Having picked the wrong lifeboat, Labor seems set to clamber back on the Titanic. With the mast broken, the rudder lost and the rocks looming, the backbench's panic is understandable: and their despair is far more credible than Julia Gillard's claim that the raft really is afloat and making headway.
Gillard's problem is that like all regicides, her legitimacy rests solely on being able to deliver for her backers; with that in tatters, the result is mayhem not seen in federal politics since the collapse of the Scullin Labor government in 1931. But at least that government shattered on matters of principle; bereft of principles from the outset, the Gillard government has none over which to brawl. Little wonder its death agonies have all the dignity of a fight between rabid dogs.
But far from managing those threats, Gillard seems intent on entrenching as many bad policies as she can, while locking in one unaffordable spending commitment after the other. Captive to the unions that created her, her goal is to spoil Tony Abbott's pitch, regardless of the costs.
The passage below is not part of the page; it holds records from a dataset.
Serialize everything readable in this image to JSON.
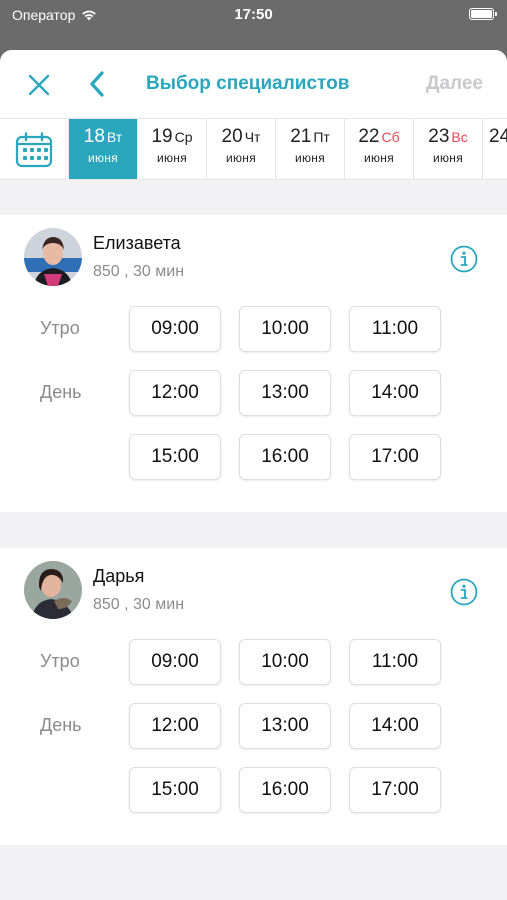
{
  "status_bar": {
    "carrier": "Оператор",
    "time": "17:50"
  },
  "nav": {
    "title": "Выбор специалистов",
    "next_label": "Далее"
  },
  "colors": {
    "accent": "#2aa6bd",
    "weekend": "#e5484d",
    "disabled": "#c9c9cc"
  },
  "dates": [
    {
      "num": "18",
      "weekday": "Вт",
      "month": "июня",
      "selected": true,
      "weekend": false
    },
    {
      "num": "19",
      "weekday": "Ср",
      "month": "июня",
      "selected": false,
      "weekend": false
    },
    {
      "num": "20",
      "weekday": "Чт",
      "month": "июня",
      "selected": false,
      "weekend": false
    },
    {
      "num": "21",
      "weekday": "Пт",
      "month": "июня",
      "selected": false,
      "weekend": false
    },
    {
      "num": "22",
      "weekday": "Сб",
      "month": "июня",
      "selected": false,
      "weekend": true
    },
    {
      "num": "23",
      "weekday": "Вс",
      "month": "июня",
      "selected": false,
      "weekend": true
    },
    {
      "num": "24",
      "weekday": "",
      "month": "",
      "selected": false,
      "weekend": false
    }
  ],
  "specialists": [
    {
      "name": "Елизавета",
      "meta": "850 , 30 мин",
      "rows": [
        {
          "label": "Утро",
          "slots": [
            "09:00",
            "10:00",
            "11:00"
          ]
        },
        {
          "label": "День",
          "slots": [
            "12:00",
            "13:00",
            "14:00"
          ]
        },
        {
          "label": "",
          "slots": [
            "15:00",
            "16:00",
            "17:00"
          ]
        }
      ]
    },
    {
      "name": "Дарья",
      "meta": "850 , 30 мин",
      "rows": [
        {
          "label": "Утро",
          "slots": [
            "09:00",
            "10:00",
            "11:00"
          ]
        },
        {
          "label": "День",
          "slots": [
            "12:00",
            "13:00",
            "14:00"
          ]
        },
        {
          "label": "",
          "slots": [
            "15:00",
            "16:00",
            "17:00"
          ]
        }
      ]
    }
  ],
  "icons": {
    "close": "close-icon",
    "back": "chevron-left-icon",
    "calendar": "calendar-icon",
    "info": "info-icon",
    "wifi": "wifi-icon",
    "battery": "battery-icon"
  }
}
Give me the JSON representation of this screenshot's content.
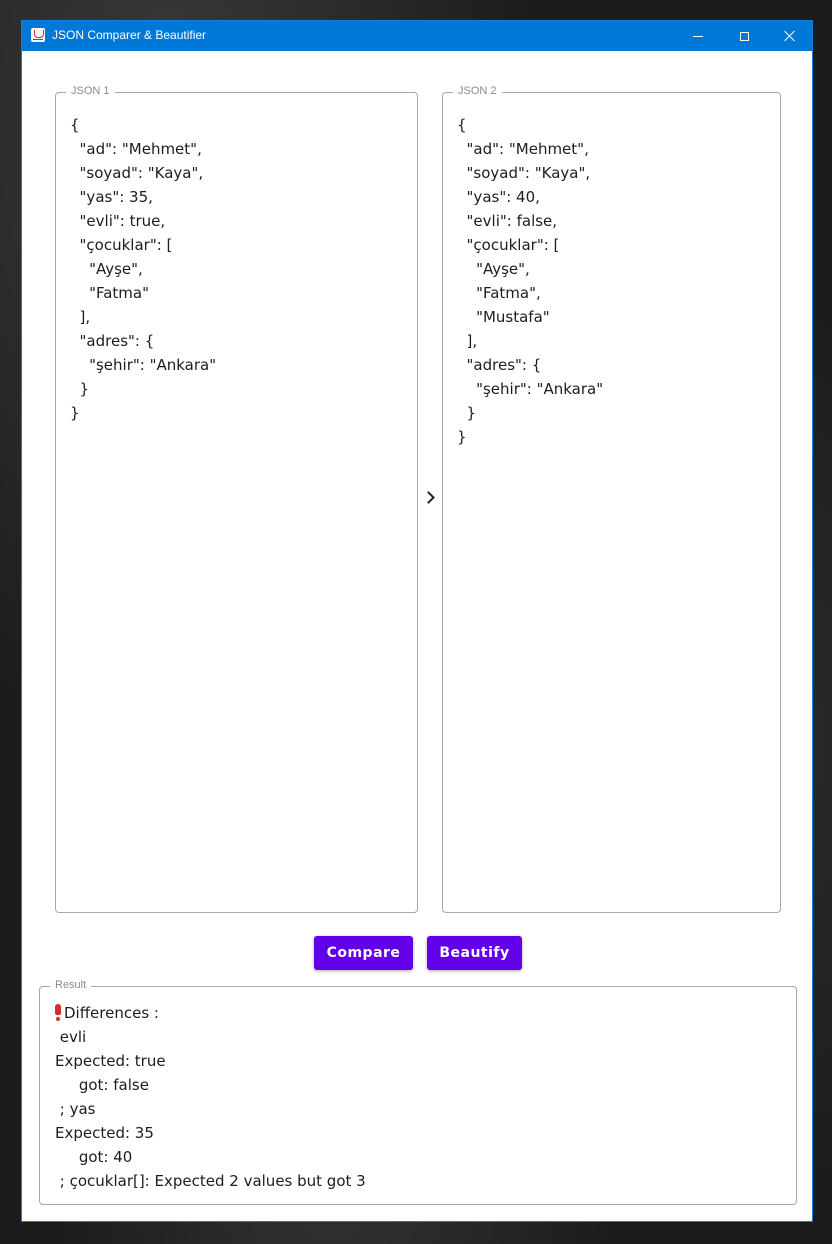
{
  "window": {
    "title": "JSON Comparer & Beautifier"
  },
  "json1": {
    "legend": "JSON 1",
    "text": "{\n  \"ad\": \"Mehmet\",\n  \"soyad\": \"Kaya\",\n  \"yas\": 35,\n  \"evli\": true,\n  \"çocuklar\": [\n    \"Ayşe\",\n    \"Fatma\"\n  ],\n  \"adres\": {\n    \"şehir\": \"Ankara\"\n  }\n}"
  },
  "json2": {
    "legend": "JSON 2",
    "text": "{\n  \"ad\": \"Mehmet\",\n  \"soyad\": \"Kaya\",\n  \"yas\": 40,\n  \"evli\": false,\n  \"çocuklar\": [\n    \"Ayşe\",\n    \"Fatma\",\n    \"Mustafa\"\n  ],\n  \"adres\": {\n    \"şehir\": \"Ankara\"\n  }\n}"
  },
  "buttons": {
    "compare": "Compare",
    "beautify": "Beautify"
  },
  "result": {
    "legend": "Result",
    "heading": "Differences :",
    "body": " evli\nExpected: true\n     got: false\n ; yas\nExpected: 35\n     got: 40\n ; çocuklar[]: Expected 2 values but got 3"
  },
  "icons": {
    "app": "java-cup-icon",
    "minimize": "minimize-icon",
    "maximize": "maximize-icon",
    "close": "close-icon",
    "arrow": "chevron-right-icon",
    "warning": "exclamation-icon"
  },
  "colors": {
    "titlebar": "#0078d7",
    "button": "#6200ea",
    "warning": "#d92b2b"
  }
}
Even more than the scandals that have swirled about her, it is that willingness to undermine our prosperity that makes Gillard unfit to govern. Even more than the chaos that surrounds her, it breaks faith with the electorate, compromising its right to change course. And even more than the repeated failures, it is why Labor's only refuge is on the ship of fools.